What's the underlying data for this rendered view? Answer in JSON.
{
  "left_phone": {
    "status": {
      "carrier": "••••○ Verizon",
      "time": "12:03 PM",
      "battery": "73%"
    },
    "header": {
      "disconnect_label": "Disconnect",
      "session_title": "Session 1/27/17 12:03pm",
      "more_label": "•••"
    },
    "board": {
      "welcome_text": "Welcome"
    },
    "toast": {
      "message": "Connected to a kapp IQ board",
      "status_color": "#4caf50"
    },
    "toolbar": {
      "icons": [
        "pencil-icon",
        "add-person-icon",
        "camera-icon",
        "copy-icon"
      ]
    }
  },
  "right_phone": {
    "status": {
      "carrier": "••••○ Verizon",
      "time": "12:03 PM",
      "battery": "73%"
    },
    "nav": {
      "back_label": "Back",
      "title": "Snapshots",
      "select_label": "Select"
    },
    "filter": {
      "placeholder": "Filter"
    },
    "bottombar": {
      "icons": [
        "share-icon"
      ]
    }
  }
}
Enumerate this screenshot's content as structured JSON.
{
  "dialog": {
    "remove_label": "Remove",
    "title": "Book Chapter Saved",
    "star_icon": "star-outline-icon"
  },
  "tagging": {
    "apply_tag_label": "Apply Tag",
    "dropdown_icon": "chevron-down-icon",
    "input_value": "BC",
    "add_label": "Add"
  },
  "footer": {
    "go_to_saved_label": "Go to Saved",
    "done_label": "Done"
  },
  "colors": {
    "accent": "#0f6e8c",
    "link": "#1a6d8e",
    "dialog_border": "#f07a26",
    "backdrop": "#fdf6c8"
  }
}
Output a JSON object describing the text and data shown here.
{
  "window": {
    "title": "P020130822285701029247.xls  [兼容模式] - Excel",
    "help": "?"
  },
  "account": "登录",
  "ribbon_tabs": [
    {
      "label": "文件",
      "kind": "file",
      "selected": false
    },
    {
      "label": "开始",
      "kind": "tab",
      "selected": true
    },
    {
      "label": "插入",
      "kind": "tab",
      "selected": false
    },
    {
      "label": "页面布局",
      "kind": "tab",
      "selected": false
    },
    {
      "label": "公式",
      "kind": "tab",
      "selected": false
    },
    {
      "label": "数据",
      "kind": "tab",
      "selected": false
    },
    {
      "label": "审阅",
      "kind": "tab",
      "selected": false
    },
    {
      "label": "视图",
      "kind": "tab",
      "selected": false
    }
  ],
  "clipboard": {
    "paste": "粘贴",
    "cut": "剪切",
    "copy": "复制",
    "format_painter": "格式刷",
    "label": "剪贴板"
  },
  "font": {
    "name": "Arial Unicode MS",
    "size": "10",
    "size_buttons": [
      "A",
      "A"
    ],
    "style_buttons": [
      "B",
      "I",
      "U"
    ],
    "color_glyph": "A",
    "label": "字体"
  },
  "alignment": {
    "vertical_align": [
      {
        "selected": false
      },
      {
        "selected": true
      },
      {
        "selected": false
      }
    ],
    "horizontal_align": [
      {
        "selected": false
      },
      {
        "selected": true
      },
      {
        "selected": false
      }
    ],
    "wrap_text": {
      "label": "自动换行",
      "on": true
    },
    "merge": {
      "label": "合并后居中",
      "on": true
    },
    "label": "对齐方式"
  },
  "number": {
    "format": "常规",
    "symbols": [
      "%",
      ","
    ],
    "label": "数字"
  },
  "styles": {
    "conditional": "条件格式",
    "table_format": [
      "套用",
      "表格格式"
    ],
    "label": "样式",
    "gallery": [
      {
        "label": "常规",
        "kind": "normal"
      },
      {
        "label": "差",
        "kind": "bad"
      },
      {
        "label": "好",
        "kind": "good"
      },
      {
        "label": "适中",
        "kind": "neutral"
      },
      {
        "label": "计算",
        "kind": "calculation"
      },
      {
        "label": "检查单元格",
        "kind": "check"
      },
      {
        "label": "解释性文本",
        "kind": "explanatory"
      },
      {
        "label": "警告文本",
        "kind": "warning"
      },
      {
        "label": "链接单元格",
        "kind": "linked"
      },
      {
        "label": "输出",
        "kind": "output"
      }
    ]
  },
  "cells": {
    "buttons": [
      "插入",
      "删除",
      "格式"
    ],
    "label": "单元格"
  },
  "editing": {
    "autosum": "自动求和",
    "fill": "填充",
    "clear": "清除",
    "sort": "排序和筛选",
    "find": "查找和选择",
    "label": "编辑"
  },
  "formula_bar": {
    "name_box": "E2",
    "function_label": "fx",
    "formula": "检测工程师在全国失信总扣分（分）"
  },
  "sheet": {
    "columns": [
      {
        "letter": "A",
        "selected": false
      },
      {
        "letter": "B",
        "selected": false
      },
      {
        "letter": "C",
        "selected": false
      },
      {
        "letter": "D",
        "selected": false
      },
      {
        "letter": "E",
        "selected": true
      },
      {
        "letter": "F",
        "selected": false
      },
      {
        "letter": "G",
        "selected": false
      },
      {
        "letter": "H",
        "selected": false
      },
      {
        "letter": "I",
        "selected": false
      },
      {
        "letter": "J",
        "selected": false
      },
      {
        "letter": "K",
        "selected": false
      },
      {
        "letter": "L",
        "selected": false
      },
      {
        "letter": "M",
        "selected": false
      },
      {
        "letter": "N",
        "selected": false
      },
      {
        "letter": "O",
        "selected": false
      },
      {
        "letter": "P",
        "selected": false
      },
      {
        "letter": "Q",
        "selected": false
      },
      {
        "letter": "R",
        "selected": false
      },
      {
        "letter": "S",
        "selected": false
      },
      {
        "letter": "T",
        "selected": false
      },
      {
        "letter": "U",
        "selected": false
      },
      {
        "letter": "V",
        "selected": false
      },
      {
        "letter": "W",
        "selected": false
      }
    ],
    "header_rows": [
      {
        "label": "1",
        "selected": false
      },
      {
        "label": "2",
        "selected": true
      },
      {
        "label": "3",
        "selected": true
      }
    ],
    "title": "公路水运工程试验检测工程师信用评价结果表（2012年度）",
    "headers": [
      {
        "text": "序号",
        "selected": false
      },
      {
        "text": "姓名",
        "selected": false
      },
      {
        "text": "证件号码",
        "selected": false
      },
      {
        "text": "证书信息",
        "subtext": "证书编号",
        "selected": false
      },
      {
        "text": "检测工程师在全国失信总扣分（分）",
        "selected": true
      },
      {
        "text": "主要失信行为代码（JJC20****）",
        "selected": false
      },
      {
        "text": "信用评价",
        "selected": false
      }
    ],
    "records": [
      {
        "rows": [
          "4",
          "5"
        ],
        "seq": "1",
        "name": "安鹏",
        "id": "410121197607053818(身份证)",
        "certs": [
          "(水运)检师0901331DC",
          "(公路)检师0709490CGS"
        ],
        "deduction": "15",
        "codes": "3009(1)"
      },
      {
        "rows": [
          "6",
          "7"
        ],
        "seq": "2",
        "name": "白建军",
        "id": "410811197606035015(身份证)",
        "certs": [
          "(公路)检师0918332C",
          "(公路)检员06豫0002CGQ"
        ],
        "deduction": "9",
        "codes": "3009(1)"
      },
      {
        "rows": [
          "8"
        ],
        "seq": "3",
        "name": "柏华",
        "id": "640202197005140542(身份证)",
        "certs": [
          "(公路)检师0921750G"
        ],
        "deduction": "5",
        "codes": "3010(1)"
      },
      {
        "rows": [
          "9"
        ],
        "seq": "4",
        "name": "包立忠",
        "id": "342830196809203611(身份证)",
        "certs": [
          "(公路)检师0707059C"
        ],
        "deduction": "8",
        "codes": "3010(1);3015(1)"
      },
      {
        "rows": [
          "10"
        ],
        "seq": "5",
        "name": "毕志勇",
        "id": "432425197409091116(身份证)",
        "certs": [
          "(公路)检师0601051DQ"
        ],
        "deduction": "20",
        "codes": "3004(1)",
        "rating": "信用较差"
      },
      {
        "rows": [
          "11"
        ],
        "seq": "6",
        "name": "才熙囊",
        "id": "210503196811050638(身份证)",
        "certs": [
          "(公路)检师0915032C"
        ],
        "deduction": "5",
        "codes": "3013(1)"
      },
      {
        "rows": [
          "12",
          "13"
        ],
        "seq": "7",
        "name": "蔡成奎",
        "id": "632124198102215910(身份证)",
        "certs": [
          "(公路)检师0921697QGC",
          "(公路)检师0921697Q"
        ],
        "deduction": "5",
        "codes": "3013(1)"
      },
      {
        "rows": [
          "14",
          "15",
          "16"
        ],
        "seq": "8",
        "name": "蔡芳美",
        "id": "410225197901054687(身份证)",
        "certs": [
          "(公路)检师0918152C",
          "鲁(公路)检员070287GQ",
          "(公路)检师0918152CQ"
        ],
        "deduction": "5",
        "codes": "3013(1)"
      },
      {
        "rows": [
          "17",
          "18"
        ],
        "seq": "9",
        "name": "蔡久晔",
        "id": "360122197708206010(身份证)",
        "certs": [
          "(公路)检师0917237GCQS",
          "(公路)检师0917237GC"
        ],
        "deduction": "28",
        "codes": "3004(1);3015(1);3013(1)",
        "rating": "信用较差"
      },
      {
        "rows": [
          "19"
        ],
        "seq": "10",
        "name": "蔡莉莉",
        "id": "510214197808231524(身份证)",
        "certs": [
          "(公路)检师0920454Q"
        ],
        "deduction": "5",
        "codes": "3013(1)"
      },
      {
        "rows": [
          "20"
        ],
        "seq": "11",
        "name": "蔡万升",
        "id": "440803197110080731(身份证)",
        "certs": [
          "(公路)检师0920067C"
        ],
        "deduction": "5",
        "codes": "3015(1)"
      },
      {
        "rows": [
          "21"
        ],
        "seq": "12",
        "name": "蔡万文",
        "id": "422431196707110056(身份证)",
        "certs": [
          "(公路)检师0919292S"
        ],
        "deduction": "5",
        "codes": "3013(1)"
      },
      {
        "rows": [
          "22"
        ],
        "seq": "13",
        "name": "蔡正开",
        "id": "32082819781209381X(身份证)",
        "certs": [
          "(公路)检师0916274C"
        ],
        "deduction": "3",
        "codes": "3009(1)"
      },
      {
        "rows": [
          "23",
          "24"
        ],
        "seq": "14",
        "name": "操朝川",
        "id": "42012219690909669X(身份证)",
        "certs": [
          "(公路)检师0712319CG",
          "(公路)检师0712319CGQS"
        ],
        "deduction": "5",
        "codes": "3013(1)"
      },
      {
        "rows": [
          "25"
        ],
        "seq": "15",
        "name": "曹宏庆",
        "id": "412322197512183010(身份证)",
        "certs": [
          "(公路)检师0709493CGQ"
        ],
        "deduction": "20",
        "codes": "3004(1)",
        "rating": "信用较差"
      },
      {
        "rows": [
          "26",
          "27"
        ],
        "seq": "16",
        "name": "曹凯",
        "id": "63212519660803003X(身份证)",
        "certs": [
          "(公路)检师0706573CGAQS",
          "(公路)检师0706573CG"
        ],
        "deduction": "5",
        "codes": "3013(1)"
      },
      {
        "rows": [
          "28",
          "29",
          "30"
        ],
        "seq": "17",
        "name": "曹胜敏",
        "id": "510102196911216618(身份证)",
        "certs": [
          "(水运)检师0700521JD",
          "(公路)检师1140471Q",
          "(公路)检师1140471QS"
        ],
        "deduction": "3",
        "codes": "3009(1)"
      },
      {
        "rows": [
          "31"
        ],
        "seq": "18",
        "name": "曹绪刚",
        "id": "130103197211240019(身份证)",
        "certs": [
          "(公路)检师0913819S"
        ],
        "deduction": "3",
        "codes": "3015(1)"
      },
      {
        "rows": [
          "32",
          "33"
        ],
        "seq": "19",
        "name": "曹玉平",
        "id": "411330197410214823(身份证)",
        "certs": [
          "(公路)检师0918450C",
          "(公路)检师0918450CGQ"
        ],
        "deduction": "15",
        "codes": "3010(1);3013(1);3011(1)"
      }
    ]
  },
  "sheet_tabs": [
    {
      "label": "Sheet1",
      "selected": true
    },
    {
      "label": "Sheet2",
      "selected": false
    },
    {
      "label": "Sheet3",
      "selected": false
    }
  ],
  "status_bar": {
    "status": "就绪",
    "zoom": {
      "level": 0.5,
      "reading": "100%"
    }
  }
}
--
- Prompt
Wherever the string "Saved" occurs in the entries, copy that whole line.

- Written answer
    "title": "Book Chapter Saved",
    "go_to_saved_label": "Go to Saved",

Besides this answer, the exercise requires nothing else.